The agony of choice

Some lucky students have been accepted by more than one university – but then there is the stress of how to decide which one to choose.  One obvious way is to look at the grades students needed to get into the different universities; surely the better choice is the university with the highest entry standards?  

That is the conventional wisdom but is it right? University is all about looking at evidence, so let’s look at how students at different universities do. Let’s take a famous university with very high academic entry standards and compare it to students from St Mary’s - also a great university, but with lower entry standards.

Bigger is not always better

I’ve left the comparison to Malcolm Gladwell, the best selling author. In his book, David and Goliath, he compared students from Harvard University (arguably the most famous university in the world) with students from Hartwick College, a small, liberal arts college (a bit like St Mary’s) in New York State.

Even the top students at Hartwick can’t compete on grades with average students at Harvard. But a strange thing happens when we look at drop out rates.

A similar proportion of students at Harvard and Hartwick start out taking the hardest Maths and Sciences courses. Surprisingly, the same proportion of Harvard and Hartwick students drop out of these subjects over time. You’d expect the Harvard students with their higher academic grades to have a lower drop out rate. What’s going on?

Success is relative

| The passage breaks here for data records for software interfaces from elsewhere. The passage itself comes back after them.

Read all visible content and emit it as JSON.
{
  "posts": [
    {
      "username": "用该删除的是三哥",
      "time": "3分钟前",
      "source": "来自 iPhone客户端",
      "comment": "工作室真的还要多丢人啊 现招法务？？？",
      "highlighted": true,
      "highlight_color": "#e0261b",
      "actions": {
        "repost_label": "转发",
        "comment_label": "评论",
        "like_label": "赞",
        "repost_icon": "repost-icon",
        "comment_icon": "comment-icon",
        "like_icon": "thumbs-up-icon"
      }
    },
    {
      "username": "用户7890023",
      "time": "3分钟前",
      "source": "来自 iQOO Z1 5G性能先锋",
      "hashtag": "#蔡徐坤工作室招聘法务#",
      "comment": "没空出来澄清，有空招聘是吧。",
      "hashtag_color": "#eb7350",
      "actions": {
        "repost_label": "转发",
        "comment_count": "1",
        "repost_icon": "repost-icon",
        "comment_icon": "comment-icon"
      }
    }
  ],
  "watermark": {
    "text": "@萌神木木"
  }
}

It turns out it isn’t the absolute level of intelligence that matters but rather how smart students feel relative to their classmates. If they feel they are doing well relative to their classmates they feel good about themselves. This builds their self- confidence to compete at even higher levels.

In my 25 years experience with graduates in the financial services sector, the best graduates from lesser-known schools did better than most of the best students from the prestigious schools. It is better for the soul to be a big fish in a smaller pond than being a small fish in a big pond. 

Courses that prepare you for working life

St Mary’s will undoubtedly prepare you intellectually for the challenges of the working world. We are known for our high lecturer to student ratio and focus on the development of the whole student. These things, and your hard work, will help you develop the self-esteem and confidence you need to succeed. Join us!

Bruce Rigal
Head of Department - Business, Law and Society